* _EXERCISE BRIEF_
Across the entries, how many lines have the string "JSON" in them? Reply with only a number.
━━━ EXERCISE INPUT ━━━
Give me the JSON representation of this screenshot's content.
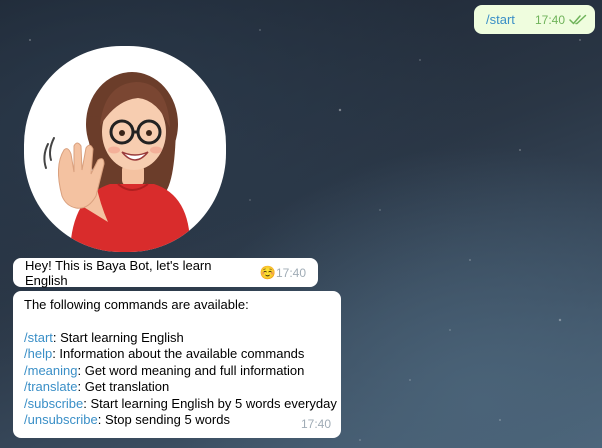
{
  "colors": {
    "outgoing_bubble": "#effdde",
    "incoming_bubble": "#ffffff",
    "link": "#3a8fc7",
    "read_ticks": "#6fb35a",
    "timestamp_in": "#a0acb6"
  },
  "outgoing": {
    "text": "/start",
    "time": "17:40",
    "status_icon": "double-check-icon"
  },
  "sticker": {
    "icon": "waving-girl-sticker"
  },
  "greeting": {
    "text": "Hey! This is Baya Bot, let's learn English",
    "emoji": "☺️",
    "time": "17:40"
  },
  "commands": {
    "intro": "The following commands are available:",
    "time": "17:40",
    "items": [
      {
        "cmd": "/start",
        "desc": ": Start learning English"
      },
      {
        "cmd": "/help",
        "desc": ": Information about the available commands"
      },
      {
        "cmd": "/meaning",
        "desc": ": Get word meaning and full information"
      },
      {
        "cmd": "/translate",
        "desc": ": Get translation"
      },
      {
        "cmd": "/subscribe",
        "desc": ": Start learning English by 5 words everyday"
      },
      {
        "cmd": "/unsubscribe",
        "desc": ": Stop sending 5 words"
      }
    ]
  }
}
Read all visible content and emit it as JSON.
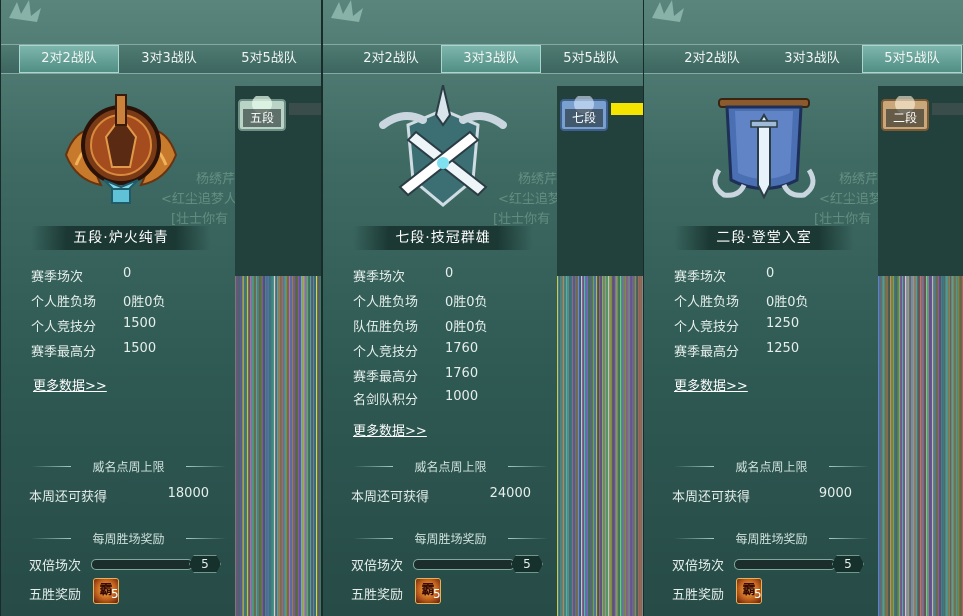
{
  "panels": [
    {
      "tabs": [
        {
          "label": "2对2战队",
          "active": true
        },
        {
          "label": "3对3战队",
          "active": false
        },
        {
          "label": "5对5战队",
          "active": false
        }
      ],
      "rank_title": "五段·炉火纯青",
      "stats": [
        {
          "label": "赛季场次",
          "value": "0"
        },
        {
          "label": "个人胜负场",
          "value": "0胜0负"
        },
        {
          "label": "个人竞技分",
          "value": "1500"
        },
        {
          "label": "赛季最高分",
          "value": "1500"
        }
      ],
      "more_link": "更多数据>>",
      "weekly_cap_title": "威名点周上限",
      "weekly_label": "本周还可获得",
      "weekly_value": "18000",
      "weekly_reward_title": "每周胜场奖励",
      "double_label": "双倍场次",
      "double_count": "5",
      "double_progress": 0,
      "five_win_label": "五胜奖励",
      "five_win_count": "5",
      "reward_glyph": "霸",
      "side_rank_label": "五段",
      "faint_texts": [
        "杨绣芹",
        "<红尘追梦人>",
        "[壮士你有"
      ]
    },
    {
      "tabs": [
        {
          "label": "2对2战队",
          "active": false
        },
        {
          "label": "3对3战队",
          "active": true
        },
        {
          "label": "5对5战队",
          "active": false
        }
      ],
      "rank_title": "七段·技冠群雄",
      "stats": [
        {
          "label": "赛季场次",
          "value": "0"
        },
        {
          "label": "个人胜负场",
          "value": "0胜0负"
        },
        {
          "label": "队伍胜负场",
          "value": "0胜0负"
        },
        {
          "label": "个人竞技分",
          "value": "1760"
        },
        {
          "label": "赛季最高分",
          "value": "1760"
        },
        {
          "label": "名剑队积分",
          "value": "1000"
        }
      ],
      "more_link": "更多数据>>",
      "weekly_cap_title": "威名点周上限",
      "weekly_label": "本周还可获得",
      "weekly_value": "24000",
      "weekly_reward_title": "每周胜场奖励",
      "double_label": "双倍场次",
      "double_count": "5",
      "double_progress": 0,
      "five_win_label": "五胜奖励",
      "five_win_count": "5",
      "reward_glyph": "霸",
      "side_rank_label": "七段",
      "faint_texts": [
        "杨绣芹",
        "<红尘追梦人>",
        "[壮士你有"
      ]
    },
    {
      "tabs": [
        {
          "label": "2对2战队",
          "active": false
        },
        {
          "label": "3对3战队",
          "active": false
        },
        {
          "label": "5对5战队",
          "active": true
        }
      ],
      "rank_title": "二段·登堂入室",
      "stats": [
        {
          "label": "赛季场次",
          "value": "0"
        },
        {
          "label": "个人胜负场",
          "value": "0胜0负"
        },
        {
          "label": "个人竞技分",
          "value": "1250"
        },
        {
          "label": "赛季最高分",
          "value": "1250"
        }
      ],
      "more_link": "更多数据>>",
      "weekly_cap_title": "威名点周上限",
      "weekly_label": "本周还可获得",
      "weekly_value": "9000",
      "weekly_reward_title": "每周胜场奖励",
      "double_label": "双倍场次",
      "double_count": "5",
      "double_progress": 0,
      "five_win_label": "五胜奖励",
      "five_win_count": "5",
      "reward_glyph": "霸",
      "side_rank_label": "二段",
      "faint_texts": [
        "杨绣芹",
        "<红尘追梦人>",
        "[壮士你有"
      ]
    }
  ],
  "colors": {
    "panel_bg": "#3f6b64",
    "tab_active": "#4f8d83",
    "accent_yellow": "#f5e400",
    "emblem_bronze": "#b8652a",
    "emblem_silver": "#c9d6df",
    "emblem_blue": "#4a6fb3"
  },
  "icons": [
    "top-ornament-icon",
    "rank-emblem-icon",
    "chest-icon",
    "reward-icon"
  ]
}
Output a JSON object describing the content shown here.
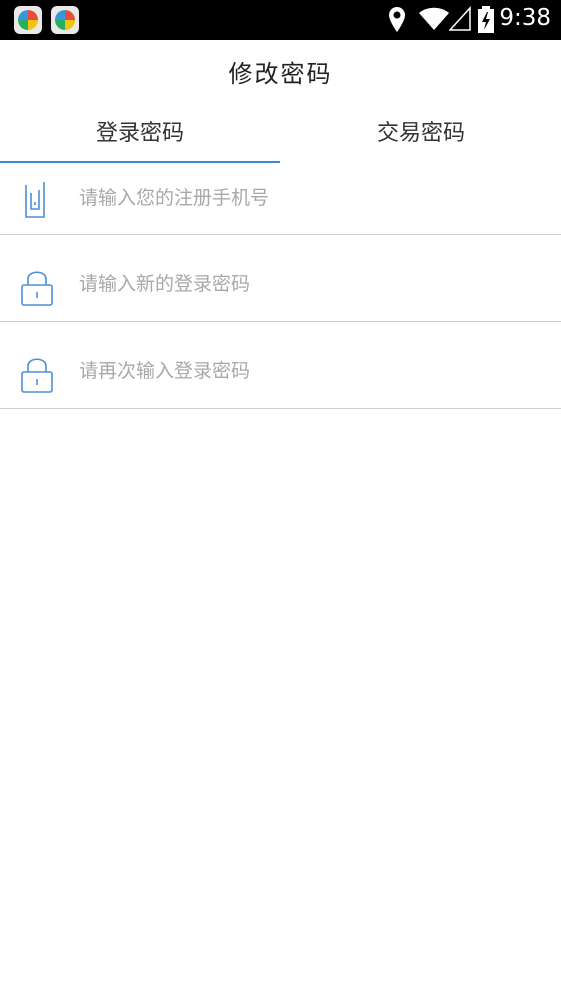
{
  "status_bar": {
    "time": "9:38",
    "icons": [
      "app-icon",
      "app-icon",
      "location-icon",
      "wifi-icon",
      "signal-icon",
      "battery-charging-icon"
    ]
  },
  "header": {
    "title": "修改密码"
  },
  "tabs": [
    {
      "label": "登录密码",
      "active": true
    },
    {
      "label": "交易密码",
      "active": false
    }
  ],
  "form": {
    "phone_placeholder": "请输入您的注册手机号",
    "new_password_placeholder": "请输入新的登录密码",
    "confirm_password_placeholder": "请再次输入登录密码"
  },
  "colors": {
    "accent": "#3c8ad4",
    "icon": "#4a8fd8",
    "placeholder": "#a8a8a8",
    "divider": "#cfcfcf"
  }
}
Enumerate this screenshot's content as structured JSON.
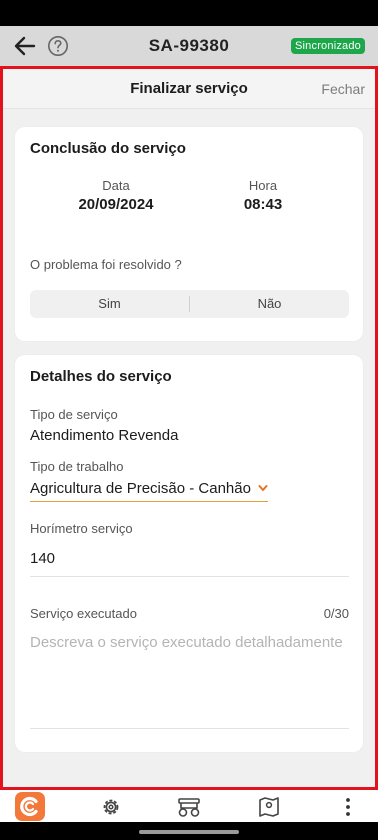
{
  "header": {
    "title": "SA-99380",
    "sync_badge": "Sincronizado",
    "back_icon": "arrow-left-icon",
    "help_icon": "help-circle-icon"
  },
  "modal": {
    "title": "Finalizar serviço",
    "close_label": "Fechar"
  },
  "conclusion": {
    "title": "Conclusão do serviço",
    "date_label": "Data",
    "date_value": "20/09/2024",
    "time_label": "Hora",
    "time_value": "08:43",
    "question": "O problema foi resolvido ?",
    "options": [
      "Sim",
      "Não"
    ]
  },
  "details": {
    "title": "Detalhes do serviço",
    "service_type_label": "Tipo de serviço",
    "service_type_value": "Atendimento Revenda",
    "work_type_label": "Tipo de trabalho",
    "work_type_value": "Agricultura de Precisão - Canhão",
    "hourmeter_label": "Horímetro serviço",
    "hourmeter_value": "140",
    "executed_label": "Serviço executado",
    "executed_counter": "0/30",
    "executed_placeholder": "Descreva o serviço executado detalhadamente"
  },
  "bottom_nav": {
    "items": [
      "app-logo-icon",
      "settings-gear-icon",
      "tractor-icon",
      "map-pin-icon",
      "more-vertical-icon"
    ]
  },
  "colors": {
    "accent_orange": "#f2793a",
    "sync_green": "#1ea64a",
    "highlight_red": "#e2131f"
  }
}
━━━
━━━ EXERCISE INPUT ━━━
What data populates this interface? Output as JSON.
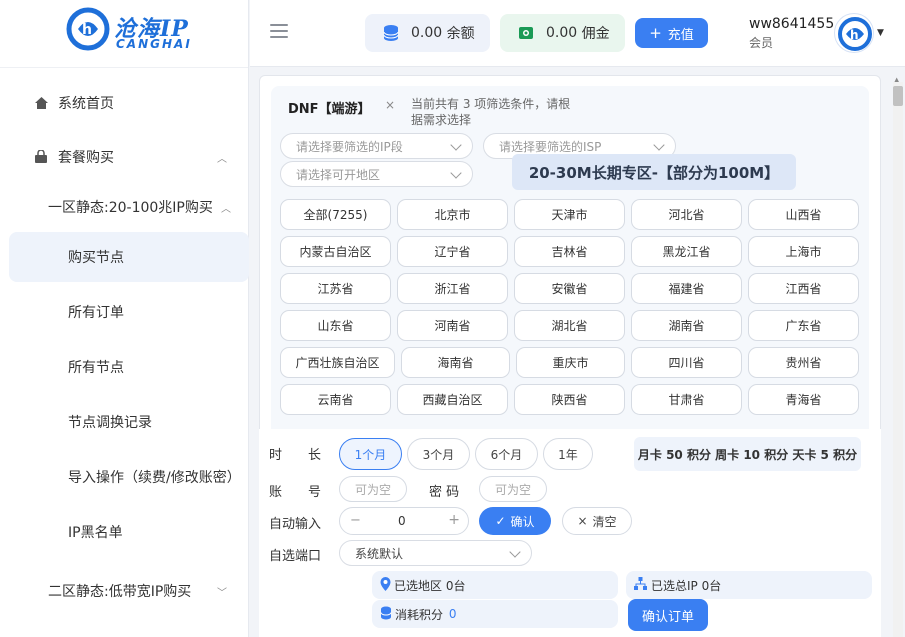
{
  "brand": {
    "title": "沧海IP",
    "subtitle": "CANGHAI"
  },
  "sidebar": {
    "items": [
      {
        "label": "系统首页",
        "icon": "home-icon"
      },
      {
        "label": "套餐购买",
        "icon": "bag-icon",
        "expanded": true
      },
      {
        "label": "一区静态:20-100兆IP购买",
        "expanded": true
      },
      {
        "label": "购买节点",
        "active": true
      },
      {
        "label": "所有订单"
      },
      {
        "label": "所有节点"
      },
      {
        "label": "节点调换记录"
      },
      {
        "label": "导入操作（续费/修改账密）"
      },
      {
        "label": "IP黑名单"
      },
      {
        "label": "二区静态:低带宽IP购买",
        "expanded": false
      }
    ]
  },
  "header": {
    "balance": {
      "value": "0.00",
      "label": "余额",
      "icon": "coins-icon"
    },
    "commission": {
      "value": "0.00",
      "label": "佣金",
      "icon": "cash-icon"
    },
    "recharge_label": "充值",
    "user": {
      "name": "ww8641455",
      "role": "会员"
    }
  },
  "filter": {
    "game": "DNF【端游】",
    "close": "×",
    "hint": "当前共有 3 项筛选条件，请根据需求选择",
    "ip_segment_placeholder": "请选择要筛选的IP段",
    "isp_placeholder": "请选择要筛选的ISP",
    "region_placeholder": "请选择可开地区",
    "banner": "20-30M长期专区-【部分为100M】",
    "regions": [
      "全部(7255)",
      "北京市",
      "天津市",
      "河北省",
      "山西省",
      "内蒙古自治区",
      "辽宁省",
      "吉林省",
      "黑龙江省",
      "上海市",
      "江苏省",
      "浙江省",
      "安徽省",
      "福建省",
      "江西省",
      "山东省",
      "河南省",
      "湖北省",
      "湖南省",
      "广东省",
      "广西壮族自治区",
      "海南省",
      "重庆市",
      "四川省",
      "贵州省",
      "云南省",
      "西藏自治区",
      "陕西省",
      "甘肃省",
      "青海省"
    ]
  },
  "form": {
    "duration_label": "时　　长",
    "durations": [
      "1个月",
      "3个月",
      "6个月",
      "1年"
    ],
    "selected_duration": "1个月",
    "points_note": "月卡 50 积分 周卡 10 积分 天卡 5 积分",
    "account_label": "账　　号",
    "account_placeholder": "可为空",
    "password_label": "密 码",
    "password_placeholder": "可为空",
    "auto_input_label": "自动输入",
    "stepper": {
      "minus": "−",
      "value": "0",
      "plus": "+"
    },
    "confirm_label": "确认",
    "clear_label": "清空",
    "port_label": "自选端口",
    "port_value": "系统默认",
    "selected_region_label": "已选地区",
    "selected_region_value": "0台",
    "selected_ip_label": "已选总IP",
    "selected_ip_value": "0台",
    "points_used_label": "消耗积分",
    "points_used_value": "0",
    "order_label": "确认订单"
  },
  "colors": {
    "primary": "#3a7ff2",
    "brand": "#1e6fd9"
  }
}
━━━
* _RESULT OF THE TASK_
5